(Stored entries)
────────────────
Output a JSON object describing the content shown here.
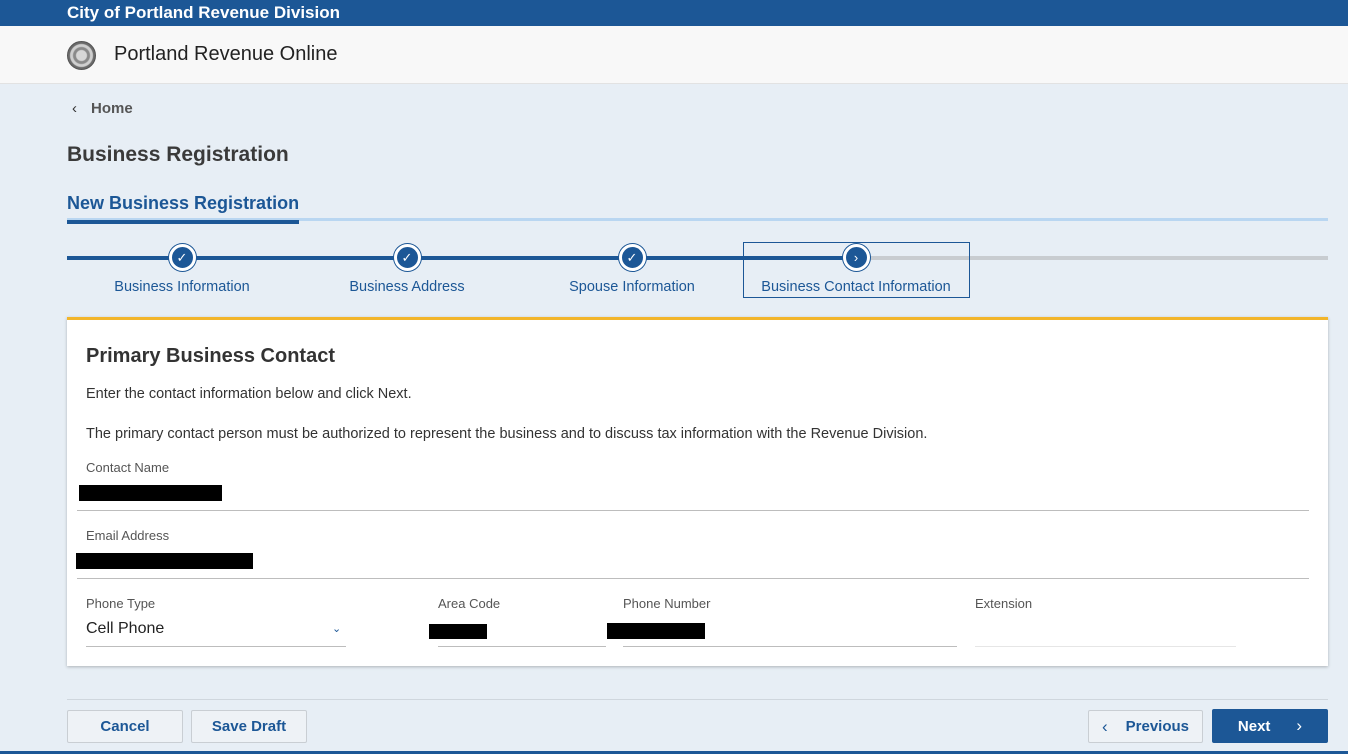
{
  "header": {
    "org_name": "City of Portland Revenue Division",
    "app_title": "Portland Revenue Online",
    "seal_icon": "city-seal-icon"
  },
  "breadcrumb": {
    "label": "Home"
  },
  "page": {
    "title": "Business Registration"
  },
  "subtabs": [
    {
      "label": "New Business Registration",
      "active": true
    }
  ],
  "stepper": {
    "steps": [
      {
        "label": "Business Information",
        "status": "complete"
      },
      {
        "label": "Business Address",
        "status": "complete"
      },
      {
        "label": "Spouse Information",
        "status": "complete"
      },
      {
        "label": "Business Contact Information",
        "status": "current"
      }
    ]
  },
  "card": {
    "title": "Primary Business Contact",
    "instruction": "Enter the contact information below and click Next.",
    "note": "The primary contact person must be authorized to represent the business and to discuss tax information with the Revenue Division.",
    "fields": {
      "contact_name": {
        "label": "Contact Name",
        "value": ""
      },
      "email": {
        "label": "Email Address",
        "value": ""
      },
      "phone_type": {
        "label": "Phone Type",
        "value": "Cell Phone"
      },
      "area_code": {
        "label": "Area Code",
        "value": ""
      },
      "phone_number": {
        "label": "Phone Number",
        "value": ""
      },
      "extension": {
        "label": "Extension",
        "value": ""
      }
    }
  },
  "footer": {
    "cancel_label": "Cancel",
    "save_draft_label": "Save Draft",
    "previous_label": "Previous",
    "next_label": "Next"
  },
  "colors": {
    "brand_blue": "#1c5796",
    "accent_yellow": "#f2b52a",
    "page_bg": "#e7eef5"
  }
}
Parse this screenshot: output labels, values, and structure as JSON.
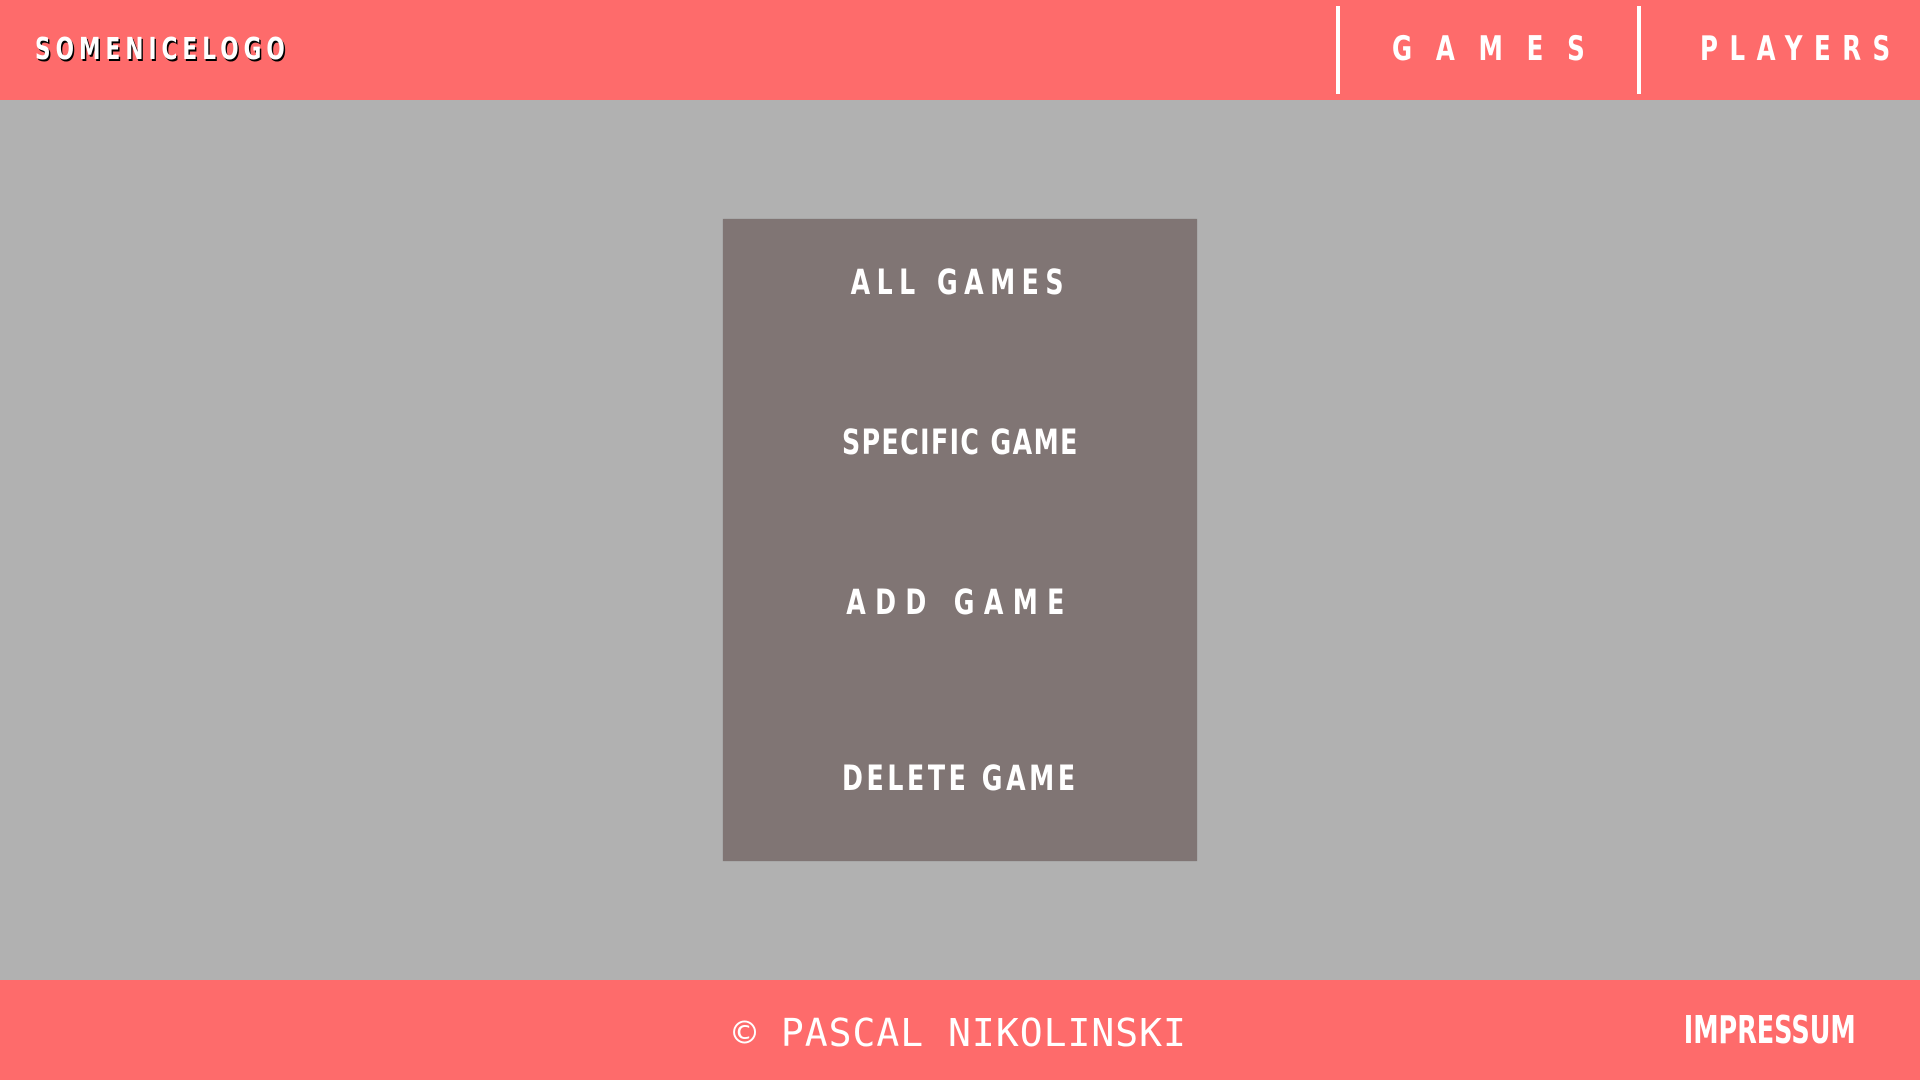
{
  "header": {
    "logo": "SOMENICELOGO",
    "nav": [
      {
        "label": "GAMES"
      },
      {
        "label": "PLAYERS"
      }
    ]
  },
  "menu": {
    "items": [
      {
        "label": "ALL GAMES"
      },
      {
        "label": "SPECIFIC GAME"
      },
      {
        "label": "ADD GAME"
      },
      {
        "label": "DELETE GAME"
      }
    ]
  },
  "footer": {
    "copyright": "© PASCAL NIKOLINSKI",
    "impressum": "IMPRESSUM"
  },
  "colors": {
    "accent": "#fe6b6b",
    "background": "#b1b1b1",
    "panel": "#807574",
    "text": "#ffffff"
  }
}
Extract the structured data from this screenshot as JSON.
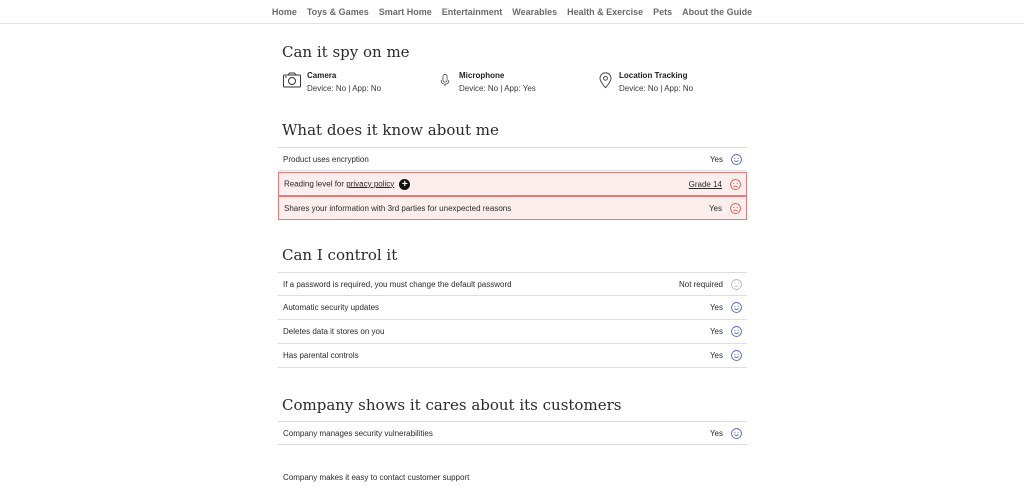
{
  "nav": {
    "items": [
      "Home",
      "Toys & Games",
      "Smart Home",
      "Entertainment",
      "Wearables",
      "Health & Exercise",
      "Pets",
      "About the Guide"
    ]
  },
  "spy": {
    "title": "Can it spy on me",
    "items": [
      {
        "icon": "camera-icon",
        "label": "Camera",
        "value": "Device: No | App: No"
      },
      {
        "icon": "microphone-icon",
        "label": "Microphone",
        "value": "Device: No | App: Yes"
      },
      {
        "icon": "location-pin-icon",
        "label": "Location Tracking",
        "value": "Device: No | App: No"
      }
    ]
  },
  "know": {
    "title": "What does it know about me",
    "rows": [
      {
        "text": "Product uses encryption",
        "answer": "Yes",
        "status": "good"
      },
      {
        "text_prefix": "Reading level for ",
        "text_link": "privacy policy",
        "answer": "Grade 14",
        "status": "bad"
      },
      {
        "text": "Shares your information with 3rd parties for unexpected reasons",
        "answer": "Yes",
        "status": "bad"
      }
    ]
  },
  "control": {
    "title": "Can I control it",
    "rows": [
      {
        "text": "If a password is required, you must change the default password",
        "answer": "Not required",
        "status": "neutral"
      },
      {
        "text": "Automatic security updates",
        "answer": "Yes",
        "status": "good"
      },
      {
        "text": "Deletes data it stores on you",
        "answer": "Yes",
        "status": "good"
      },
      {
        "text": "Has parental controls",
        "answer": "Yes",
        "status": "good"
      }
    ]
  },
  "company": {
    "title": "Company shows it cares about its customers",
    "rows": [
      {
        "text": "Company manages security vulnerabilities",
        "answer": "Yes",
        "status": "good"
      }
    ],
    "footer_text": "Company makes it easy to contact customer support"
  },
  "colors": {
    "good": "#4a5cc4",
    "bad": "#d9534f",
    "neutral": "#b5b5b5",
    "flag_bg": "#fdeeee",
    "flag_border": "#e47b7b"
  }
}
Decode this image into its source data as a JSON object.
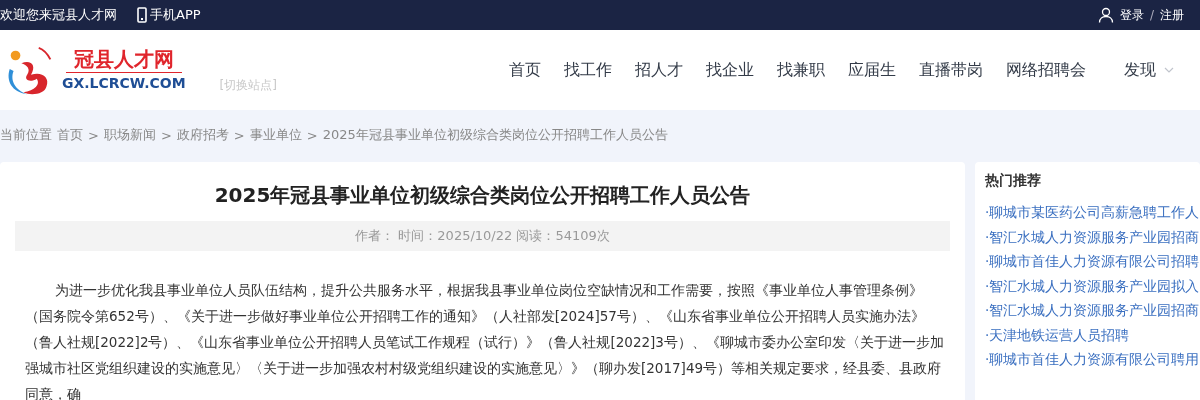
{
  "top_bar": {
    "welcome": "欢迎您来冠县人才网",
    "app_link": "手机APP",
    "login": "登录",
    "separator": "/",
    "register": "注册"
  },
  "logo": {
    "name": "冠县人才网",
    "domain": "GX.LCRCW.COM"
  },
  "switch_site": "[切换站点]",
  "nav": [
    {
      "label": "首页",
      "dropdown": false
    },
    {
      "label": "找工作",
      "dropdown": false
    },
    {
      "label": "招人才",
      "dropdown": false
    },
    {
      "label": "找企业",
      "dropdown": false
    },
    {
      "label": "找兼职",
      "dropdown": false
    },
    {
      "label": "应届生",
      "dropdown": false
    },
    {
      "label": "直播带岗",
      "dropdown": false
    },
    {
      "label": "网络招聘会",
      "dropdown": false
    },
    {
      "label": "发现",
      "dropdown": true
    }
  ],
  "breadcrumb": {
    "prefix": "当前位置",
    "separator": ">",
    "items": [
      "首页",
      "职场新闻",
      "政府招考",
      "事业单位",
      "2025年冠县事业单位初级综合类岗位公开招聘工作人员公告"
    ]
  },
  "article": {
    "title": "2025年冠县事业单位初级综合类岗位公开招聘工作人员公告",
    "meta": "作者：  时间：2025/10/22 阅读：54109次",
    "body": "为进一步优化我县事业单位人员队伍结构，提升公共服务水平，根据我县事业单位岗位空缺情况和工作需要，按照《事业单位人事管理条例》（国务院令第652号）、《关于进一步做好事业单位公开招聘工作的通知》（人社部发[2024]57号）、《山东省事业单位公开招聘人员实施办法》（鲁人社规[2022]2号）、《山东省事业单位公开招聘人员笔试工作规程（试行）》（鲁人社规[2022]3号）、《聊城市委办公室印发〈关于进一步加强城市社区党组织建设的实施意见〉〈关于进一步加强农村村级党组织建设的实施意见〉》（聊办发[2017]49号）等相关规定要求，经县委、县政府同意，确"
  },
  "sidebar": {
    "title": "热门推荐",
    "items": [
      "·聊城市某医药公司高薪急聘工作人",
      "·智汇水城人力资源服务产业园招商",
      "·聊城市首佳人力资源有限公司招聘",
      "·智汇水城人力资源服务产业园拟入",
      "·智汇水城人力资源服务产业园招商",
      "·天津地铁运营人员招聘",
      "·聊城市首佳人力资源有限公司聘用"
    ]
  }
}
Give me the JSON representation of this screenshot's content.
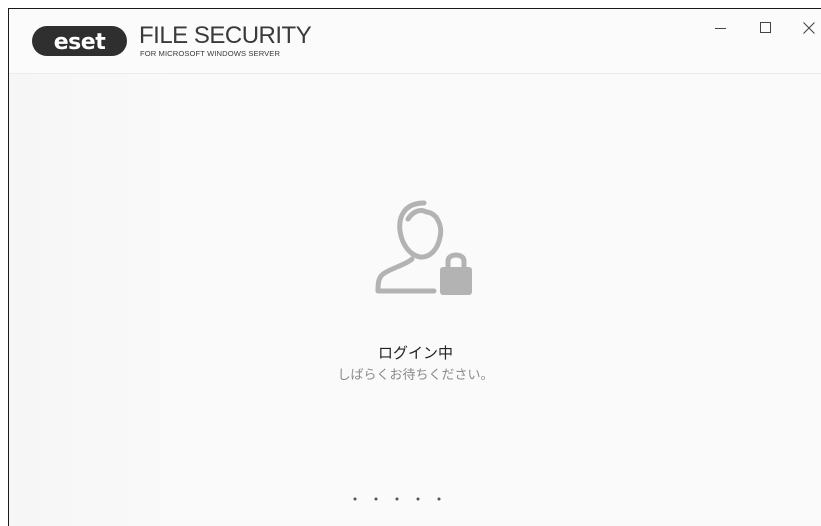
{
  "app": {
    "brand": "eset",
    "product_name": "FILE SECURITY",
    "product_subtitle": "FOR MICROSOFT WINDOWS SERVER"
  },
  "window_controls": {
    "minimize_icon": "minimize-icon",
    "maximize_icon": "maximize-icon",
    "close_icon": "close-icon"
  },
  "status": {
    "icon": "user-lock-icon",
    "title": "ログイン中",
    "message": "しばらくお待ちください。"
  },
  "progress": {
    "indicator": "loading-dots",
    "dot_count": 5
  },
  "colors": {
    "icon_gray": "#b3b3b3",
    "logo_dark": "#2f2f2f",
    "title_text": "#222222",
    "sub_text": "#8a8a8a"
  }
}
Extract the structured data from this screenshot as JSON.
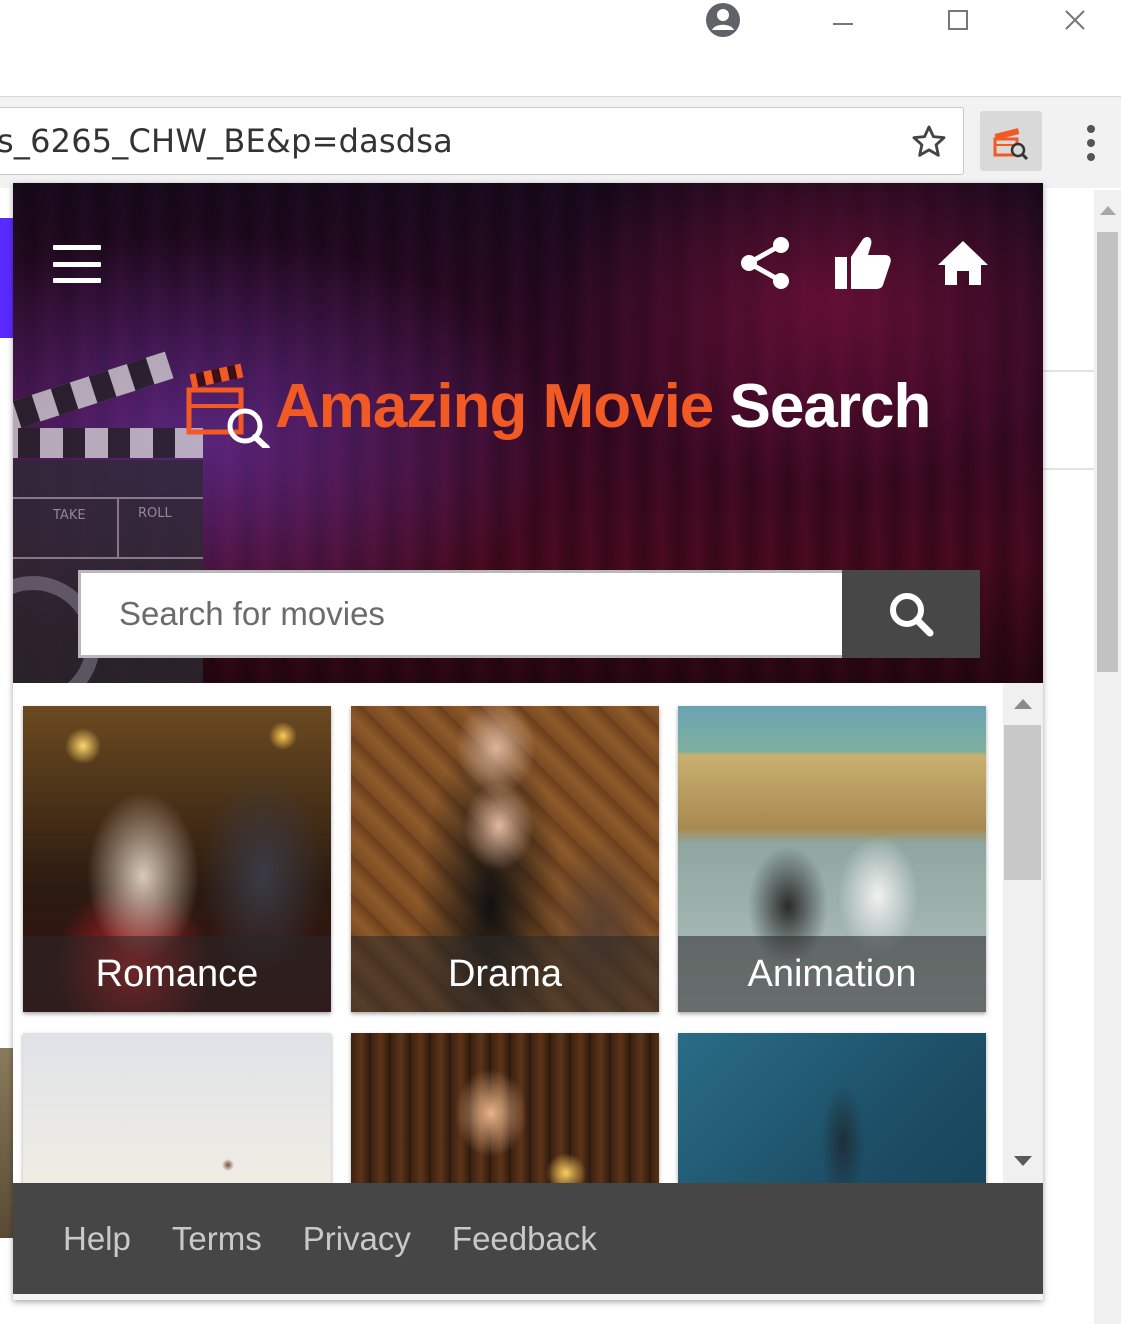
{
  "window": {
    "controls": [
      "profile-icon",
      "minimize-icon",
      "maximize-icon",
      "close-icon"
    ]
  },
  "toolbar": {
    "url": "s_6265_CHW_BE&p=dasdsa",
    "bookmark_icon": "star-icon",
    "extension_icon": "movie-search-icon",
    "menu_icon": "more-vert-icon"
  },
  "popup": {
    "header": {
      "menu_icon": "hamburger-icon",
      "actions": [
        "share-icon",
        "thumbs-up-icon",
        "home-icon"
      ],
      "brand_part1": "Amazing Movie",
      "brand_part2": "Search",
      "brand_color": "#f15a24"
    },
    "search": {
      "placeholder": "Search for movies",
      "value": "",
      "button_icon": "search-icon"
    },
    "genres": [
      {
        "label": "Romance"
      },
      {
        "label": "Drama"
      },
      {
        "label": "Animation"
      },
      {
        "label": ""
      },
      {
        "label": ""
      },
      {
        "label": ""
      }
    ],
    "footer": {
      "links": [
        "Help",
        "Terms",
        "Privacy",
        "Feedback"
      ]
    }
  }
}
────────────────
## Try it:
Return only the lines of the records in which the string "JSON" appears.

## Written response:
Output a JSON object describing the content shown here.
Parse this screenshot: output labels, values, and structure as JSON.
Extract the structured data from this screenshot as JSON.
Decode this image into its source data as a JSON object.
Give me the JSON representation of this screenshot's content.
Extract the structured data from this screenshot as JSON.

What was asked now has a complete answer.